Schools Look Beyond Budgets for Outside Income
For Del Oro High School in Loomis, Calif., raising the money to field its 37 sports teams is a hit-or-miss proposition.
Every October, three cows are let loose on the school football field for "cow-chip bingo." Chances are sold for one-yard squares marked on the field, said Bob Christiansen, the school's athletic director.
"Basically, where the cow deposits its droppings, that person wins," he said.
Del Oro is not the only school foraging for funds in peculiar places. Cuts in state aid combined with the anti-tax mood of voters have forced more than a few school officials across the country to fill budget holes with outside income, according to Mary Fulton, an analyst for the Education Commission of the States.
"They're just doing anything they can to recoup some extra dollars here and there," she said.
The money these efforts have reeled in may not seem like much compared with a district's entire budget, Ms. Fulton said, but it often is enough to keep specific reforms or extracurricular programs afloat.
The hunt for extra income also has resulted in some trailblazing endeavors for schools. District 11 in Colorado Springs has been selling advertising space on school buses, hallways, athletic uniforms and facilities, and other district property.
The 32,000-student district, which has formed a partnership with an advertising agency, will make $59,000 this year from contracts to tout Burger King, 7-Up, and Pepsi-Cola, district officials said.
Voters have not approved a tax increase for the district since 1972, and teachers' salaries have been frozen three of the past five years.
District 11 officials believe their advertising program is the first such districtwide effort in the nation. But, they said, calls have been pouring in from schools that want to follow suit.
"Most of them said they were in bad financial times and wanted to know how they can put something together similar to our program," said Tracy Cooper, a public-relations officer for the district.
In York County, Va., school officials are considering a similar program to make up for cuts in its federal aid. The district expects a $1.7 million deficit in its nearly $50 million budget this year, said Laura K. Abel, a spokeswoman for the 10,700-student district.
"That causes you to be very creative," she said.
Other schools and school groups that have caught the entrepreneurial spirit hope to solicit corporate sponsorships and market products bearing school insignias or logos. (See Education Week, 09/21/94.)
In Florida, state lawmakers have passed a measure to promote schools as a favorite charity of drivers. Beginning last month, Floridians renewing or purchasing automobile license plates can buy "License to Learn" tags that feature drawings of a graduation cap and diploma inside an apple.
The plates cost $17, with $2 going to the state and $15 targeted for schools through local education foundations. Based on revenues from other specialty plates sold in the state, the tags could bring in as much as $3 million, school officials said.
Some Pennsylvania schools also are tapping motorists for support, but in a more forcible way. At least nine districts are using a 1940's-era state law to impose parking taxes, according to David W. Davare, the research director for the Pennsylvania School Boards Association. The law gives such broad tax powers to governmental agencies that "it's become affectionately known as the 'tax-everything law,'" Mr. Davare said.

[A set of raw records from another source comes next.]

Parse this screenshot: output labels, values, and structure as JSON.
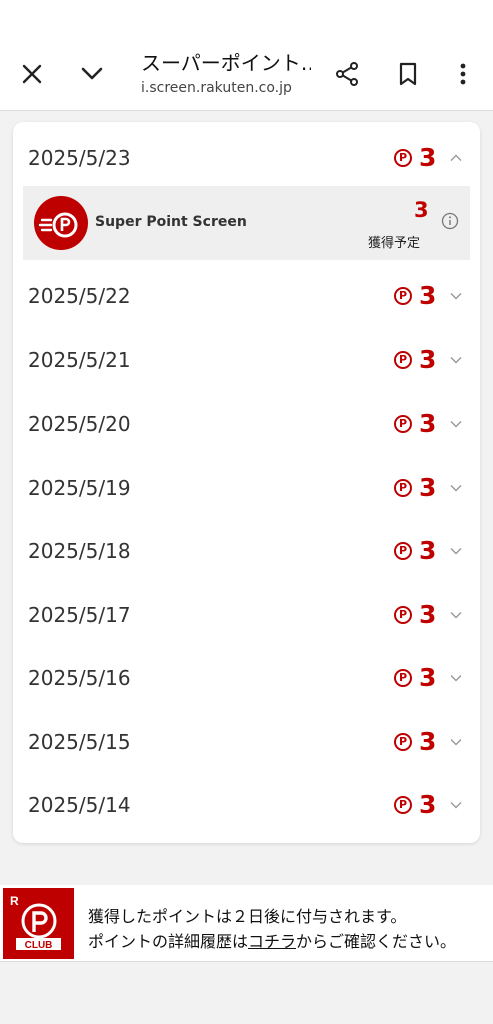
{
  "browser": {
    "title": "スーパーポイント…",
    "url": "i.screen.rakuten.co.jp",
    "icons": [
      "close-icon",
      "chevron-down-icon",
      "share-icon",
      "bookmark-icon",
      "more-vert-icon"
    ]
  },
  "colors": {
    "accent": "#bf0000",
    "card_bg": "#ffffff",
    "page_bg": "#f2f2f2",
    "detail_bg": "#efefef"
  },
  "point_symbol": "P",
  "history": [
    {
      "date": "2025/5/23",
      "points": "3",
      "expanded": true
    },
    {
      "date": "2025/5/22",
      "points": "3",
      "expanded": false
    },
    {
      "date": "2025/5/21",
      "points": "3",
      "expanded": false
    },
    {
      "date": "2025/5/20",
      "points": "3",
      "expanded": false
    },
    {
      "date": "2025/5/19",
      "points": "3",
      "expanded": false
    },
    {
      "date": "2025/5/18",
      "points": "3",
      "expanded": false
    },
    {
      "date": "2025/5/17",
      "points": "3",
      "expanded": false
    },
    {
      "date": "2025/5/16",
      "points": "3",
      "expanded": false
    },
    {
      "date": "2025/5/15",
      "points": "3",
      "expanded": false
    },
    {
      "date": "2025/5/14",
      "points": "3",
      "expanded": false
    }
  ],
  "detail": {
    "app_name": "Super Point Screen",
    "points": "3",
    "status": "獲得予定"
  },
  "banner": {
    "line1": "獲得したポイントは２日後に付与されます。",
    "line2_before": "ポイントの詳細履歴は",
    "line2_link": "コチラ",
    "line2_after": "からご確認ください。"
  }
}
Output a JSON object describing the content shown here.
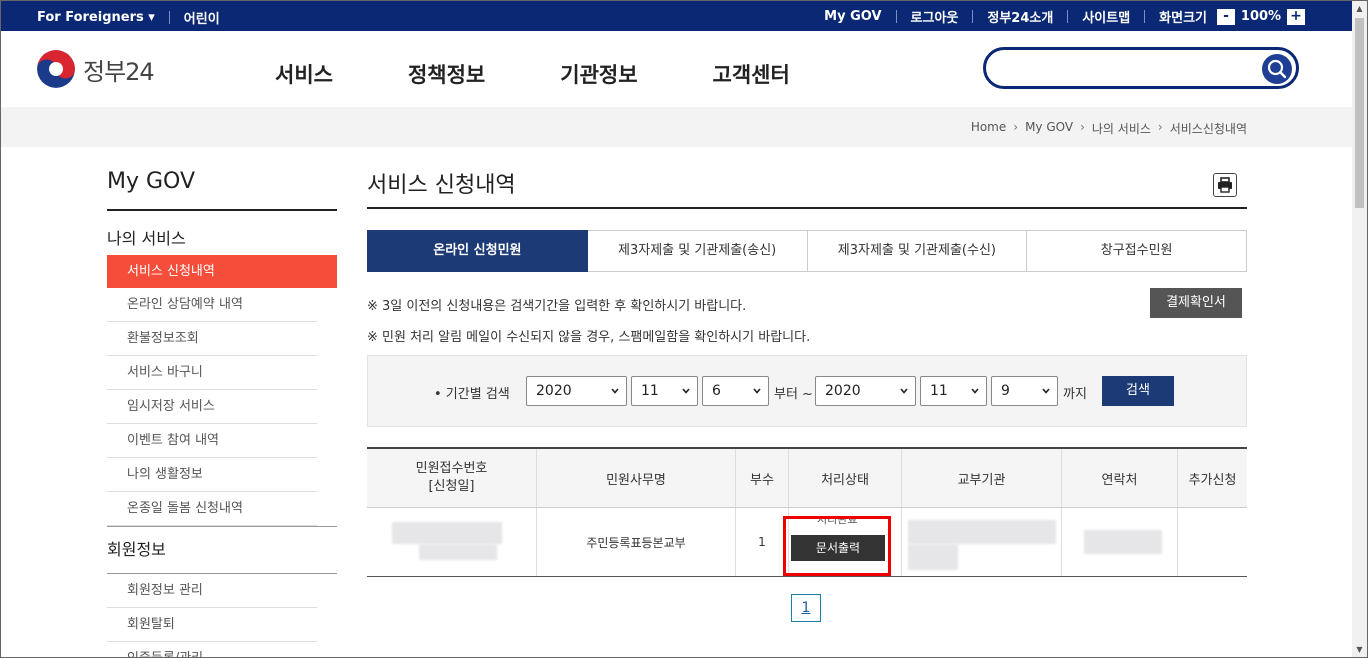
{
  "topbar": {
    "for_foreigners": "For Foreigners ▾",
    "kids": "어린이",
    "my_gov": "My GOV",
    "logout": "로그아웃",
    "about": "정부24소개",
    "sitemap": "사이트맵",
    "screen_size": "화면크기",
    "zoom_minus": "-",
    "zoom_value": "100%",
    "zoom_plus": "+"
  },
  "header": {
    "logo_text": "정부24",
    "gnb": [
      "서비스",
      "정책정보",
      "기관정보",
      "고객센터"
    ],
    "search_placeholder": ""
  },
  "breadcrumb": [
    "Home",
    "My GOV",
    "나의 서비스",
    "서비스신청내역"
  ],
  "lnb": {
    "title": "My GOV",
    "section1": "나의 서비스",
    "active_item": "서비스 신청내역",
    "items": [
      "온라인 상담예약 내역",
      "환불정보조회",
      "서비스 바구니",
      "임시저장 서비스",
      "이벤트 참여 내역",
      "나의 생활정보",
      "온종일 돌봄 신청내역"
    ],
    "section2": "회원정보",
    "items2": [
      "회원정보 관리",
      "회원탈퇴",
      "인증등록/관리"
    ]
  },
  "content": {
    "title": "서비스 신청내역",
    "tabs": [
      "온라인 신청민원",
      "제3자제출 및 기관제출(송신)",
      "제3자제출 및 기관제출(수신)",
      "창구접수민원"
    ],
    "note1": "※ 3일 이전의 신청내용은 검색기간을 입력한 후 확인하시기 바랍니다.",
    "note2": "※ 민원 처리 알림 메일이 수신되지 않을 경우, 스팸메일함을 확인하시기 바랍니다.",
    "pay_button": "결제확인서",
    "search": {
      "label": "• 기간별 검색",
      "from_year": "2020",
      "from_month": "11",
      "from_day": "6",
      "from_text": "부터 ~",
      "to_year": "2020",
      "to_month": "11",
      "to_day": "9",
      "to_text": "까지",
      "button": "검색"
    },
    "table": {
      "headers": [
        "민원접수번호\n[신청일]",
        "민원사무명",
        "부수",
        "처리상태",
        "교부기관",
        "연락처",
        "추가신청"
      ],
      "row": {
        "service": "주민등록표등본교부",
        "count": "1",
        "status": "처리완료",
        "doc_button": "문서출력"
      }
    },
    "pager": "1"
  }
}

Groups of parents and other supporters of education also have come up with some enterprising moneymaking plans.
The athletic booster club at California's Del Oro High started its cow-chip bingo, which rakes in about $20,000 each year, after state cuts in education spending threatened teams' budgets.
And in Tucson, Ariz., the Educational Enrichment Foundation has for four years sold items left unclaimed at area dry cleaners. Sales have included wedding dresses, military uniforms, chefs' outfits, and drapes.
Not all of these efforts have been free of trouble.
The Harrisburg, Pa., school district withdrew the parking tax it had passed for this school year after the local parking authority filed a lawsuit claiming that schools have no taxing authority.
And in Virginia's York County, officials are fighting a law that bans advertising on school buses.
But in Colorado Springs, most residents appreciate the fact that the schools essentially are rooting through the sofa cushions for loose change, Ms. Cooper said.
A few callers have been worried about advertising in schools, she said, "but there has not been one who said, 'I'll see you in court.'"
Vol. 14, Issue 14